St James Junior School and Orphan Care,
Nakakabala village, UGANDA
By Gerry Hambridge
I started spending time as a volunteer in Uganda in 2002 living and working at Maria’s Care Children’s Home, founded by Maria Maw and for the past seven years I have been helping to establish a new primary school in the village of Nakakabala in Kamuli District.
I have known James Mutayaba, the Head Teacher, for many years as his daughter Moureen was one of the first teachers I worked with in Uganda and she and her family have become great friends. James returned home to his village in 2008 after working away for some years and found that many of the children were still not getting an education as the nearest government school was too far for them to walk from their homes. James, a qualified teacher with 40 years experience in primary and secondary education and teacher training, decided to set up a school at his home. The first lessons were given to a small number of children in the shade of two mango trees followed by a rough open-sided thatched classroom.
At first conditions were basic and many villagers needed to be convinced that education was good for their children. Since then the school has attracted a gradual flow of children and now has 310 children between the ages of 5 and 14 on the register, 26 of these are orphans living on the premises. The villagers of Nakakabala have supported the school and helped its growth in many ways, though all the families are very poor. The school is now registered with the Ministry of Education and has regular inspections. The school is surrounded by fertile swampland that James farms with the help of the older children and which provides crops to enable James to feed the orphans and give every child attending the school a cooked meal each day.
What we have achieved so far:
I am proud that I and my supporters have provided the school with the material assistance but the success of the school mostly comes down to the dedication of James and his staff and the hard work and enthusiasm of the children who know the value of the education they have been offered at St James.
Through my personal fund-raising and support from my family, friends and many other people including help from several schools and organisations in Poynton, Stockport and Macclesfield, St James has been provided with
* Some desks, books, teaching aids, footballs.

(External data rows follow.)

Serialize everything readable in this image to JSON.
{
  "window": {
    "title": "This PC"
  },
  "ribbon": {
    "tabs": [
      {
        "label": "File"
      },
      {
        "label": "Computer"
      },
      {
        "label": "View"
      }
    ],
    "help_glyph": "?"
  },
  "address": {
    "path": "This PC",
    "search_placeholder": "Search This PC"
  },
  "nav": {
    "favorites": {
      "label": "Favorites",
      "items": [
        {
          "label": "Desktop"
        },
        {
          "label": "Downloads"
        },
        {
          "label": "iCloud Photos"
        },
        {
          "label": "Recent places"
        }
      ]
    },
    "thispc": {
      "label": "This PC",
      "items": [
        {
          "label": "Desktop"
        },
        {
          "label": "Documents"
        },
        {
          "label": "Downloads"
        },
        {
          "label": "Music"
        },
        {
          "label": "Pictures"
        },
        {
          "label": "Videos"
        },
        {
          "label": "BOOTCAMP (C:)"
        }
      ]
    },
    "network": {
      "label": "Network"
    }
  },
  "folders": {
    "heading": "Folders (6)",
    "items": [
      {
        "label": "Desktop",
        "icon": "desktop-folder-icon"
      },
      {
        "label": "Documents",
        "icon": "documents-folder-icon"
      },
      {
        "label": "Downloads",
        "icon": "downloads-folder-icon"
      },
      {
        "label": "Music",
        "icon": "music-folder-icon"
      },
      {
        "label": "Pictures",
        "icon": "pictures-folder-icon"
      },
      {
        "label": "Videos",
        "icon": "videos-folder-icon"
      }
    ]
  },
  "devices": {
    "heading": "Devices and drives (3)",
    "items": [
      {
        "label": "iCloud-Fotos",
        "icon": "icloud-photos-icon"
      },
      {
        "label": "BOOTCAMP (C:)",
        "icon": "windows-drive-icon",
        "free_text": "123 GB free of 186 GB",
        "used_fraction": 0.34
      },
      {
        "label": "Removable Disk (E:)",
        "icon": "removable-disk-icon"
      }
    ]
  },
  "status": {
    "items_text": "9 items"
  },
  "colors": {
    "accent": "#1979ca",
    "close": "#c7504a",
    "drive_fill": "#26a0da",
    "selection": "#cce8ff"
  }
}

* A brick built ‘resource centre’ where the educational equipment can be kept safe from the weather and which serves as the Library.
*Block of four latrines
*Twin room nursery block
* A twin room office block to accommodate the head teachers and office staff.
* A brick built block, “Hambridge Hall”, which provides four classrooms and can be converted to an examination hall, a requirement if the children are to be able to take the exams for their Primary Leavers Certificate and have a chance of going on to secondary education provided by the Ugandan government.
* Goat, pig and poultry projects to raise money for the school making it more and more self-sufficient which is our ultimate aim. The poultry project also provides eggs which give the orphans a regular source of protein, and any surplus can be sold or exchanged for food and medical treatment for the children.
* Solar lighting so that the oldest pupils can do personal study in the evenings to prepare for their exams. This facility will not only be good for the school but also enable the local people to use the buildings for community meetings.
* Beds and mosquito nets for the orphans and mosquito nets for all 300 children at the school. My ambition is to eventually provide every young child and expectant mum in the area with a mosquito net as Malaria is still by far the biggest killer of these two groups in Uganda. A gift of one mosquito net often protects several children, sometimes even a whole family as they share a bed or sleeping mat.
* Rainwater harvester
* Lightening conductors